_Task details_
Filter the entries for the string "value". Copy each line that has it.

=== Section Start ===

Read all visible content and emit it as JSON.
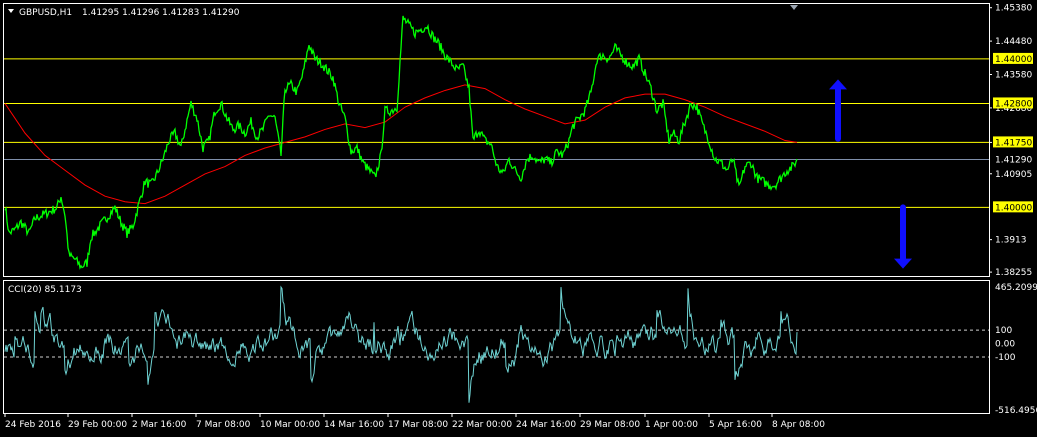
{
  "header": {
    "symbol": "GBPUSD,H1",
    "ohlc": "1.41295 1.41296 1.41283 1.41290"
  },
  "colors": {
    "background": "#000000",
    "price": "#00ff00",
    "ma": "#ff0000",
    "level": "#ffff00",
    "current_line": "#7f8faa",
    "cci": "#6fd3d3",
    "arrow": "#1010ff",
    "axis": "#ffffff"
  },
  "chart_data": [
    {
      "type": "line",
      "title": "GBPUSD,H1",
      "ylim": [
        1.3815,
        1.4548
      ],
      "x_ticks": [
        "24 Feb 2016",
        "29 Feb 00:00",
        "2 Mar 16:00",
        "7 Mar 08:00",
        "10 Mar 00:00",
        "14 Mar 16:00",
        "17 Mar 08:00",
        "22 Mar 00:00",
        "24 Mar 16:00",
        "29 Mar 08:00",
        "1 Apr 00:00",
        "5 Apr 16:00",
        "8 Apr 08:00"
      ],
      "y_ticks": [
        1.4538,
        1.4448,
        1.4358,
        1.4268,
        1.4175,
        1.40905,
        1.3913,
        1.38255
      ],
      "levels": [
        {
          "label": "1.44000",
          "value": 1.44
        },
        {
          "label": "1.42800",
          "value": 1.428
        },
        {
          "label": "1.41750",
          "value": 1.4175
        },
        {
          "label": "1.40000",
          "value": 1.4
        }
      ],
      "current_price": {
        "label": "1.41290",
        "value": 1.4129
      },
      "series": [
        {
          "key": "price",
          "points": [
            [
              0,
              1.4005
            ],
            [
              4,
              1.393
            ],
            [
              10,
              1.394
            ],
            [
              16,
              1.396
            ],
            [
              24,
              1.393
            ],
            [
              30,
              1.397
            ],
            [
              38,
              1.398
            ],
            [
              46,
              1.399
            ],
            [
              52,
              1.4
            ],
            [
              56,
              1.403
            ],
            [
              60,
              1.398
            ],
            [
              64,
              1.387
            ],
            [
              70,
              1.386
            ],
            [
              76,
              1.384
            ],
            [
              82,
              1.385
            ],
            [
              86,
              1.392
            ],
            [
              92,
              1.394
            ],
            [
              98,
              1.396
            ],
            [
              104,
              1.398
            ],
            [
              110,
              1.4
            ],
            [
              116,
              1.396
            ],
            [
              122,
              1.393
            ],
            [
              128,
              1.395
            ],
            [
              134,
              1.401
            ],
            [
              140,
              1.407
            ],
            [
              146,
              1.406
            ],
            [
              152,
              1.409
            ],
            [
              158,
              1.413
            ],
            [
              164,
              1.418
            ],
            [
              170,
              1.42
            ],
            [
              176,
              1.416
            ],
            [
              180,
              1.421
            ],
            [
              186,
              1.428
            ],
            [
              192,
              1.424
            ],
            [
              198,
              1.416
            ],
            [
              204,
              1.418
            ],
            [
              210,
              1.426
            ],
            [
              216,
              1.428
            ],
            [
              222,
              1.424
            ],
            [
              228,
              1.421
            ],
            [
              234,
              1.422
            ],
            [
              240,
              1.42
            ],
            [
              246,
              1.423
            ],
            [
              252,
              1.419
            ],
            [
              258,
              1.421
            ],
            [
              264,
              1.425
            ],
            [
              270,
              1.424
            ],
            [
              276,
              1.414
            ],
            [
              280,
              1.432
            ],
            [
              286,
              1.433
            ],
            [
              292,
              1.431
            ],
            [
              298,
              1.436
            ],
            [
              304,
              1.444
            ],
            [
              310,
              1.44
            ],
            [
              316,
              1.439
            ],
            [
              322,
              1.437
            ],
            [
              328,
              1.435
            ],
            [
              334,
              1.428
            ],
            [
              340,
              1.424
            ],
            [
              346,
              1.415
            ],
            [
              352,
              1.416
            ],
            [
              358,
              1.412
            ],
            [
              364,
              1.41
            ],
            [
              370,
              1.408
            ],
            [
              376,
              1.414
            ],
            [
              380,
              1.426
            ],
            [
              386,
              1.426
            ],
            [
              392,
              1.427
            ],
            [
              398,
              1.451
            ],
            [
              404,
              1.449
            ],
            [
              410,
              1.447
            ],
            [
              416,
              1.448
            ],
            [
              422,
              1.449
            ],
            [
              428,
              1.446
            ],
            [
              434,
              1.444
            ],
            [
              440,
              1.441
            ],
            [
              446,
              1.439
            ],
            [
              452,
              1.437
            ],
            [
              458,
              1.438
            ],
            [
              464,
              1.432
            ],
            [
              468,
              1.418
            ],
            [
              474,
              1.421
            ],
            [
              480,
              1.418
            ],
            [
              486,
              1.417
            ],
            [
              492,
              1.411
            ],
            [
              498,
              1.409
            ],
            [
              504,
              1.413
            ],
            [
              510,
              1.41
            ],
            [
              516,
              1.408
            ],
            [
              522,
              1.413
            ],
            [
              528,
              1.414
            ],
            [
              534,
              1.412
            ],
            [
              540,
              1.413
            ],
            [
              546,
              1.412
            ],
            [
              552,
              1.415
            ],
            [
              558,
              1.414
            ],
            [
              564,
              1.418
            ],
            [
              568,
              1.422
            ],
            [
              574,
              1.424
            ],
            [
              580,
              1.426
            ],
            [
              586,
              1.431
            ],
            [
              592,
              1.44
            ],
            [
              598,
              1.441
            ],
            [
              604,
              1.44
            ],
            [
              610,
              1.443
            ],
            [
              616,
              1.441
            ],
            [
              622,
              1.439
            ],
            [
              628,
              1.438
            ],
            [
              634,
              1.44
            ],
            [
              640,
              1.436
            ],
            [
              646,
              1.432
            ],
            [
              652,
              1.426
            ],
            [
              658,
              1.428
            ],
            [
              664,
              1.418
            ],
            [
              668,
              1.42
            ],
            [
              674,
              1.418
            ],
            [
              680,
              1.423
            ],
            [
              686,
              1.428
            ],
            [
              692,
              1.427
            ],
            [
              698,
              1.422
            ],
            [
              704,
              1.418
            ],
            [
              710,
              1.413
            ],
            [
              716,
              1.412
            ],
            [
              722,
              1.41
            ],
            [
              728,
              1.413
            ],
            [
              734,
              1.405
            ],
            [
              740,
              1.411
            ],
            [
              746,
              1.412
            ],
            [
              752,
              1.408
            ],
            [
              758,
              1.407
            ],
            [
              764,
              1.406
            ],
            [
              770,
              1.406
            ],
            [
              776,
              1.408
            ],
            [
              782,
              1.41
            ],
            [
              788,
              1.411
            ],
            [
              792,
              1.413
            ]
          ]
        },
        {
          "key": "ma",
          "points": [
            [
              0,
              1.428
            ],
            [
              20,
              1.42
            ],
            [
              40,
              1.414
            ],
            [
              60,
              1.41
            ],
            [
              80,
              1.406
            ],
            [
              100,
              1.403
            ],
            [
              120,
              1.4015
            ],
            [
              140,
              1.401
            ],
            [
              160,
              1.403
            ],
            [
              180,
              1.406
            ],
            [
              200,
              1.409
            ],
            [
              220,
              1.411
            ],
            [
              240,
              1.414
            ],
            [
              260,
              1.416
            ],
            [
              280,
              1.4175
            ],
            [
              300,
              1.419
            ],
            [
              320,
              1.421
            ],
            [
              340,
              1.4225
            ],
            [
              360,
              1.4215
            ],
            [
              380,
              1.423
            ],
            [
              400,
              1.427
            ],
            [
              420,
              1.4295
            ],
            [
              440,
              1.4315
            ],
            [
              460,
              1.433
            ],
            [
              480,
              1.432
            ],
            [
              500,
              1.429
            ],
            [
              520,
              1.4265
            ],
            [
              540,
              1.4245
            ],
            [
              560,
              1.4225
            ],
            [
              580,
              1.4235
            ],
            [
              600,
              1.427
            ],
            [
              620,
              1.4295
            ],
            [
              640,
              1.4305
            ],
            [
              660,
              1.4305
            ],
            [
              680,
              1.429
            ],
            [
              700,
              1.427
            ],
            [
              720,
              1.4245
            ],
            [
              740,
              1.4225
            ],
            [
              760,
              1.4205
            ],
            [
              780,
              1.418
            ],
            [
              792,
              1.4175
            ]
          ]
        }
      ]
    },
    {
      "type": "line",
      "title": "CCI(20) 85.1173",
      "ylim": [
        -516.4956,
        465.2099
      ],
      "y_ticks": [
        {
          "label": "465.2099",
          "value": 465.2099
        },
        {
          "label": "100",
          "value": 100
        },
        {
          "label": "0.00",
          "value": 0
        },
        {
          "label": "-100",
          "value": -100
        },
        {
          "label": "-516.4956",
          "value": -516.4956
        }
      ],
      "levels": [
        100,
        -100
      ],
      "series": [
        {
          "key": "cci",
          "name": "CCI(20) 85.1173",
          "seed": 17,
          "length": 792,
          "spikes": [
            [
              30,
              240
            ],
            [
              60,
              -200
            ],
            [
              150,
              230
            ],
            [
              276,
              420
            ],
            [
              306,
              -260
            ],
            [
              344,
              230
            ],
            [
              464,
              -440
            ],
            [
              556,
              420
            ],
            [
              683,
              410
            ],
            [
              730,
              -270
            ],
            [
              776,
              240
            ],
            [
              792,
              85
            ]
          ]
        }
      ]
    }
  ],
  "indicator": {
    "label": "CCI(20) 85.1173"
  },
  "arrows": [
    {
      "name": "up-arrow",
      "direction": "up",
      "x": 838,
      "price_from": 1.4185,
      "price_to": 1.4345
    },
    {
      "name": "down-arrow",
      "direction": "down",
      "x": 903,
      "price_from": 1.4,
      "price_to": 1.3835
    }
  ]
}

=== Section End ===

_Task answer_
          "value": 1.44
          "value": 1.428
          "value": 1.4175
          "value": 1.4
        "value": 1.4129
          "value": 465.2099
          "value": 100
          "value": 0
          "value": -100
          "value": -516.4956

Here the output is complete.